The leg of lamb i did this week was 5 inches (12.7 cm) in diameter. Those short prongs would be useless for large spherical or cylindrical items.
Paul Eggermann
Vice President, Secretary and webmaster
Les Marmitons of New Jersey

#745 PedroG

PedroG
  • participating member
  • 488 posts
  • Location:Switzerland

Posted 26 August 2011 - 04:01 PM

When using my ruler, calipers are not necessary anyway, a kitchen table with a rectangular border will do to adjust the ruler exactly vertical/horizontal:

Thickness ruler_on_table_600px.jpg

If your table has rounded borders, just use MC:

Thickness ruler_on_MC_600px.jpg

If you do not have MC at hand, McGee will do:

Thickness ruler_on_McGee_600px.jpg
Peter F. Gruber aka Pedro
eG Ethics Signatory

#746 LoftyNotions

LoftyNotions
  • participating member
  • 161 posts

Posted 26 August 2011 - 04:37 PM

How about Alton? :laugh: Just kidding. That's really nice, Peter.

Larry
Larry Lofthouse

#747 ScottyBoy

ScottyBoy
  • society donor
  • 1,251 posts
  • Location:United States

Posted 26 August 2011 - 04:43 PM

You're just showing off...wish I had a copy of MC... :raz:
Sleep, bike, cook, feed, repeat...
Oakland, CA
My Place
My eGullet Foodblog
eG Ethics Signatory

#748 blackp

blackp
  • participating member
  • 180 posts
  • Location:Sydney, Australia

Posted 26 August 2011 - 05:57 PM

I think I've found just the measuring device. It's a plastic tree calliper and it will measure cylindrical (or for that matter spherical) objects up to 7" (~177mm) in diameter which should be OK for 90+% of SV applications.

Caliper-plastic-ex.jpg

At less than USD$4 - it shouldn't break anyone's discretionary kitchen gadget budget!

Cheers,

Peter.

Edited to show a better picture and a link with a better price.

Edited by blackp, 26 August 2011 - 06:08 PM.


#749 PedroG

PedroG
  • participating member
  • 488 posts
  • Location:Switzerland

Posted 27 August 2011 - 12:47 AM

The idea of the plastic tree caliper is brilliant, but unfortunately the resolution of 1cm is not exactly brilliant. Still simpler is the precursor of my ruler I posted 26 February 2010:
Posted Image
Peter F. Gruber aka Pedro
eG Ethics Signatory

#750 Smokalicious

Smokalicious
  • participating member
  • 10 posts
  • Location:Joliet, IL

Posted 27 August 2011 - 08:27 AM

I just encountered a nice idea as a supplement to my sous vide thickness ruler on Jason Logsdons souvidecooking.com: use a sewing gauge as a sliding measure. Even better but more expensive would be an X-Ray Thickness Caliper.

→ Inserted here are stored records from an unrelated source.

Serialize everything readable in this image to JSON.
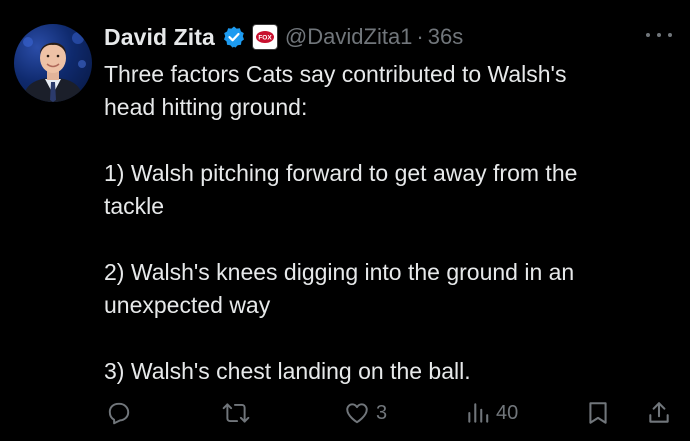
{
  "tweet": {
    "author": {
      "display_name": "David Zita",
      "handle": "@DavidZita1",
      "verified_icon": "verified-badge-icon",
      "affiliate_badge_icon": "fox-sports-badge-icon",
      "affiliate_badge_text": "FOX"
    },
    "separator": "·",
    "time": "36s",
    "more_icon": "more-dots-icon",
    "text": {
      "intro_line1": "Three factors Cats say contributed to Walsh's",
      "intro_line2": "head hitting ground:",
      "point1_line1": "1) Walsh pitching forward to get away from the",
      "point1_line2": "tackle",
      "point2_line1": "2) Walsh's knees digging into the ground in an",
      "point2_line2": "unexpected way",
      "point3_line1": "3) Walsh's chest landing on the ball."
    },
    "actions": {
      "reply": {
        "icon": "reply-icon",
        "count": ""
      },
      "retweet": {
        "icon": "retweet-icon",
        "count": ""
      },
      "like": {
        "icon": "heart-icon",
        "count": "3"
      },
      "views": {
        "icon": "analytics-icon",
        "count": "40"
      },
      "bookmark": {
        "icon": "bookmark-icon"
      },
      "share": {
        "icon": "share-icon"
      }
    },
    "colors": {
      "background": "#000000",
      "text": "#e7e9ea",
      "secondary": "#71767b",
      "verified": "#1d9bf0"
    }
  }
}
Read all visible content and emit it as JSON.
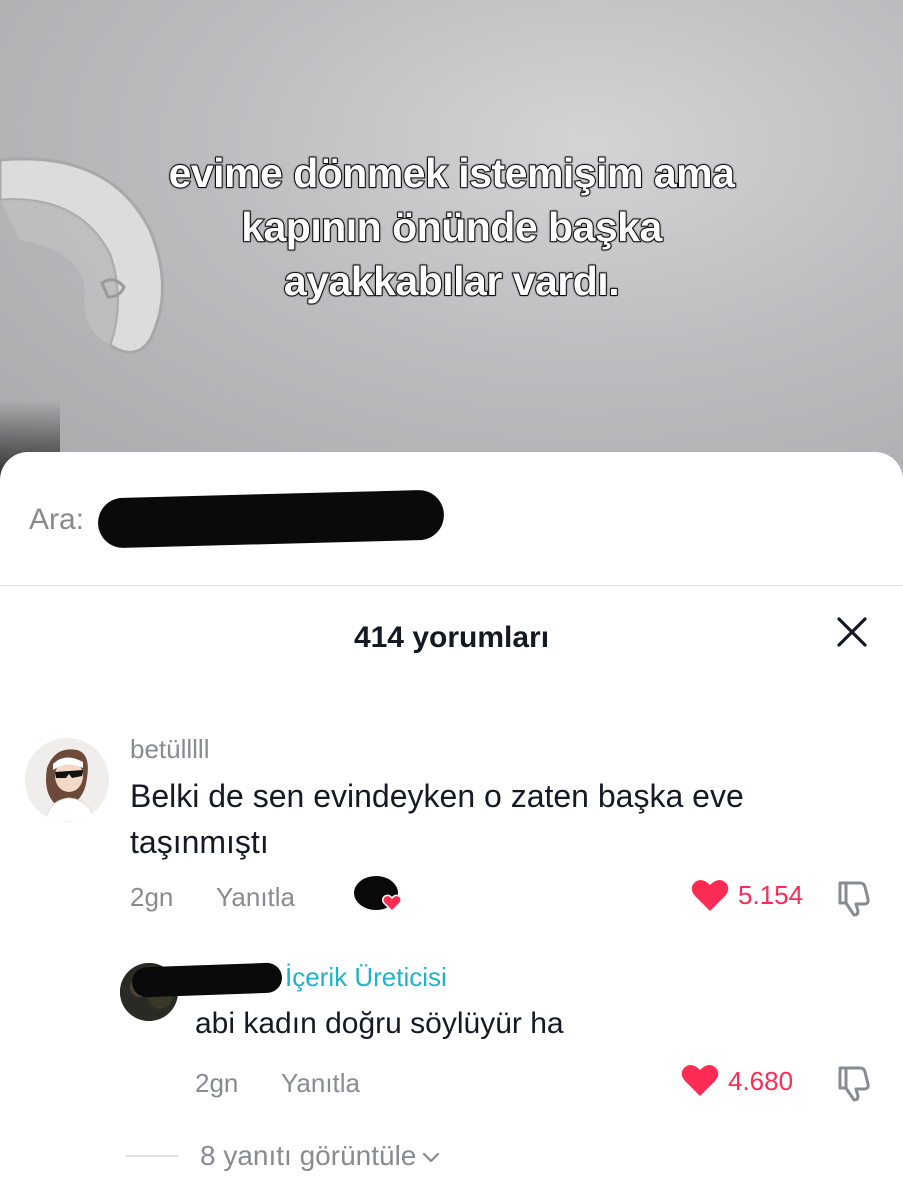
{
  "video": {
    "caption_lines": [
      "evime dönmek istemişim ama",
      "kapının önünde başka",
      "ayakkabılar vardı."
    ]
  },
  "search": {
    "prefix": "Ara:"
  },
  "comments_panel": {
    "title": "414 yorumları",
    "close_icon": "close-icon"
  },
  "comment": {
    "username": "betülllll",
    "text": "Belki de sen evindeyken o zaten başka eve taşınmıştı",
    "time": "2gn",
    "reply_label": "Yanıtla",
    "likes": "5.154",
    "like_color": "#fe2c55"
  },
  "reply": {
    "creator_badge": "İçerik Üreticisi",
    "text": "abi kadın doğru söylüyür ha",
    "time": "2gn",
    "reply_label": "Yanıtla",
    "likes": "4.680",
    "badge_color": "#20b2c8"
  },
  "view_replies": {
    "label": "8 yanıtı görüntüle"
  }
}
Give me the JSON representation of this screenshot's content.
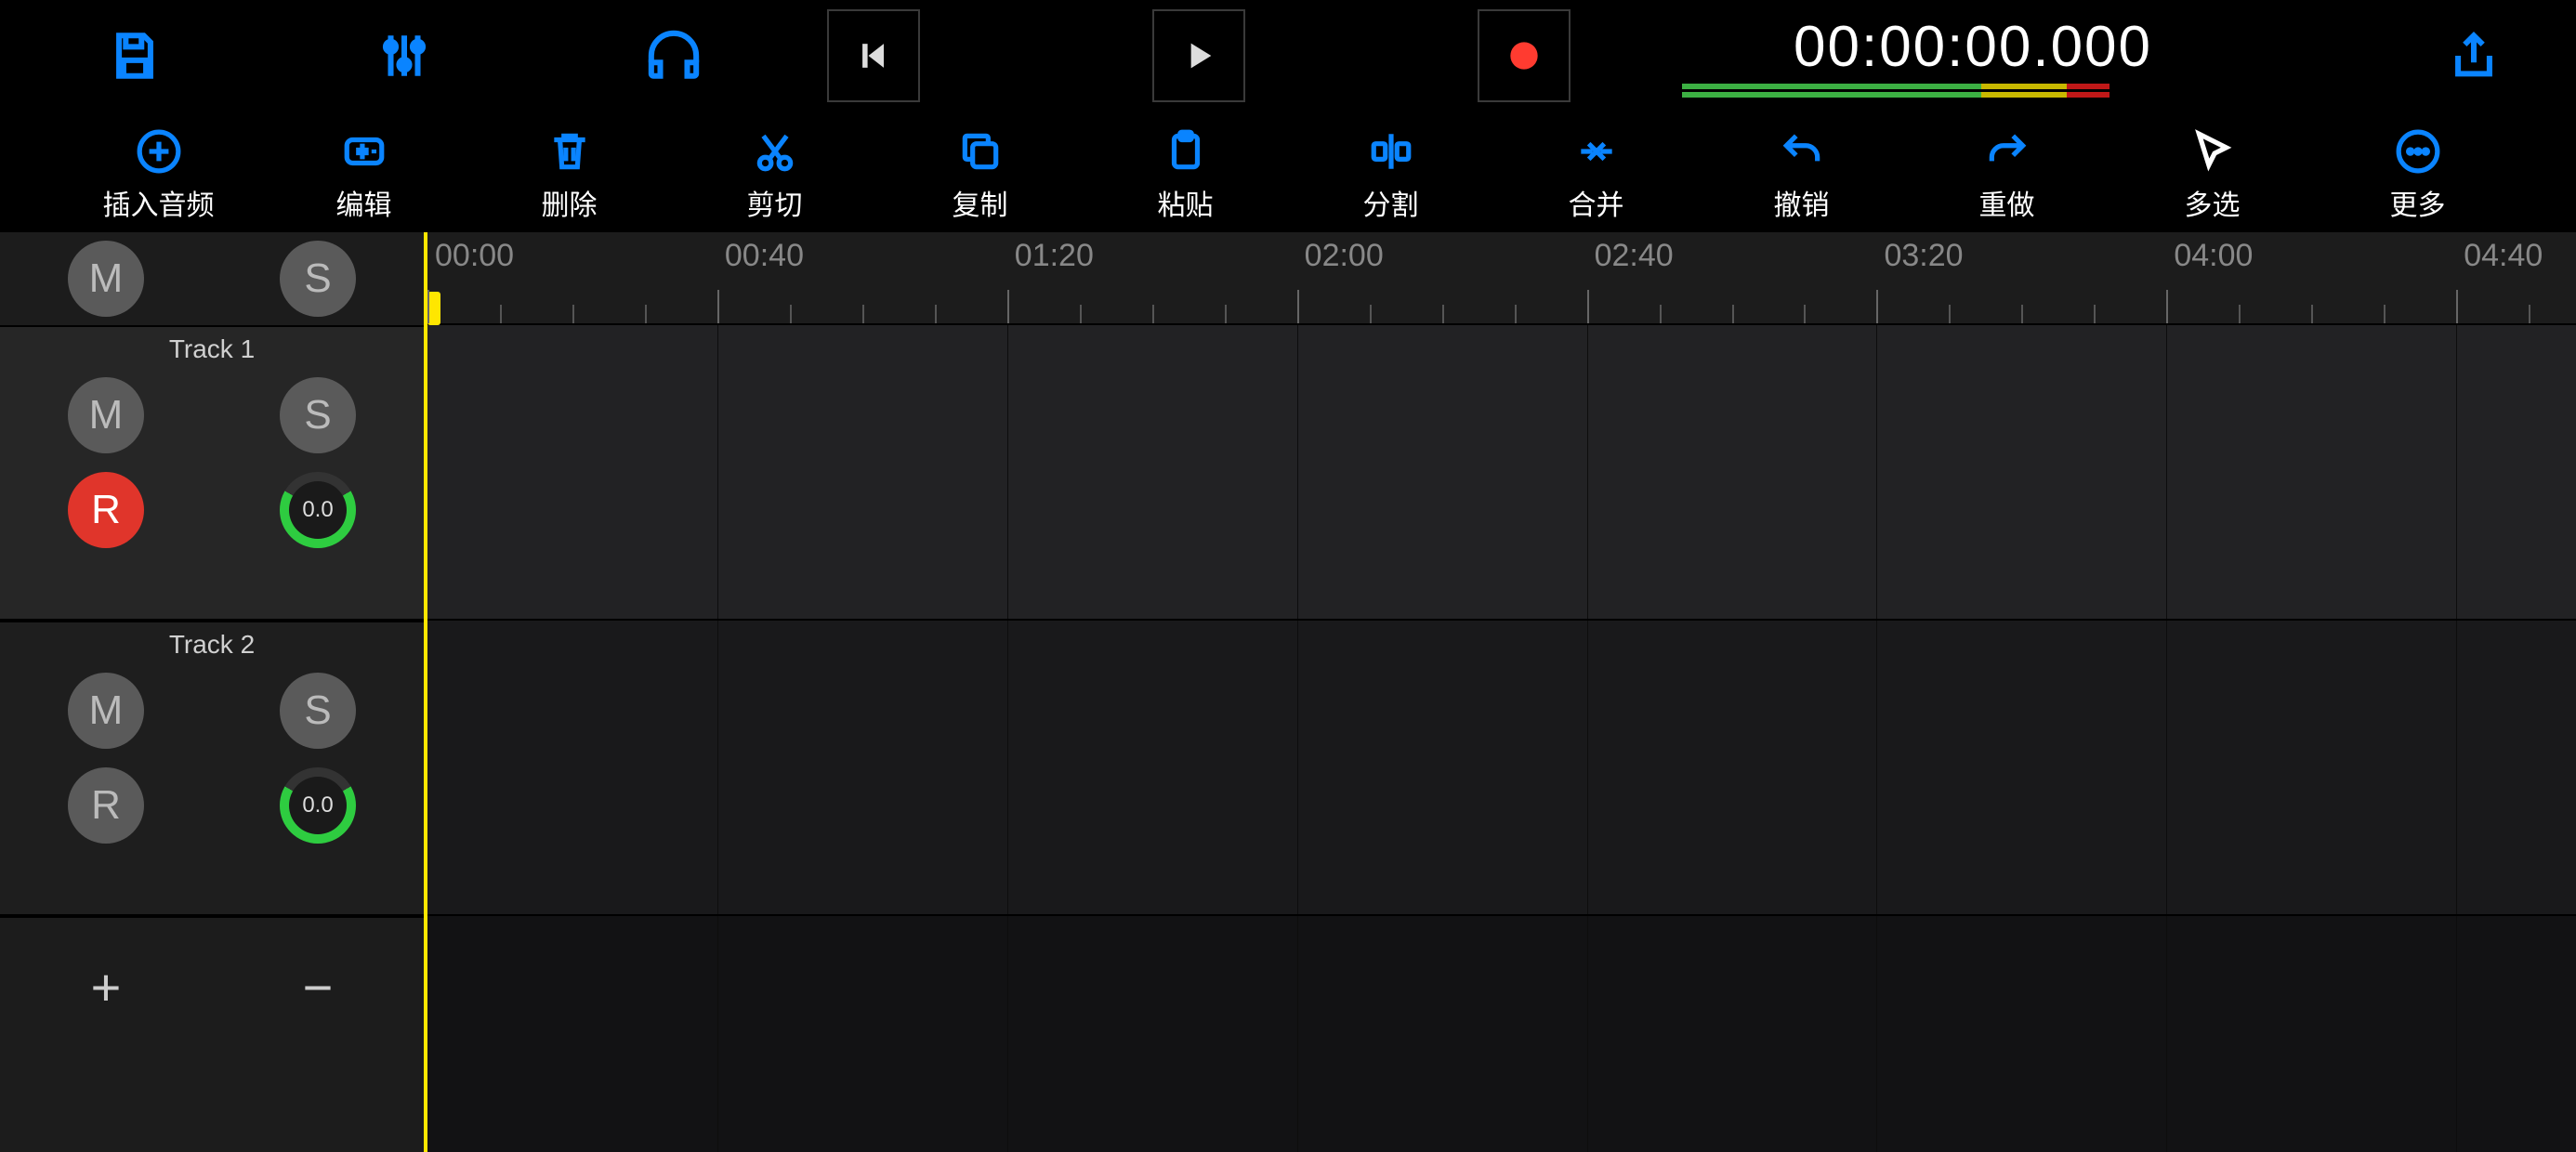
{
  "timecode": "00:00:00.000",
  "toolbar": {
    "insert_audio": "插入音频",
    "edit": "编辑",
    "delete": "删除",
    "cut": "剪切",
    "copy": "复制",
    "paste": "粘贴",
    "split": "分割",
    "merge": "合并",
    "undo": "撤销",
    "redo": "重做",
    "multi_select": "多选",
    "more": "更多"
  },
  "ruler_header": {
    "mute": "M",
    "solo": "S"
  },
  "tracks": [
    {
      "name": "Track 1",
      "mute": "M",
      "solo": "S",
      "record": "R",
      "record_armed": true,
      "level": "0.0"
    },
    {
      "name": "Track 2",
      "mute": "M",
      "solo": "S",
      "record": "R",
      "record_armed": false,
      "level": "0.0"
    }
  ],
  "add_label": "+",
  "remove_label": "−",
  "ruler_ticks": [
    "00:00",
    "00:40",
    "01:20",
    "02:00",
    "02:40",
    "03:20",
    "04:00",
    "04:40"
  ]
}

I use a combination square similar to this item. I already owned one, so cost was a non-factor. Mine has a bubble level and measures to 1/64 inch. It works well for all but the very wide cuts.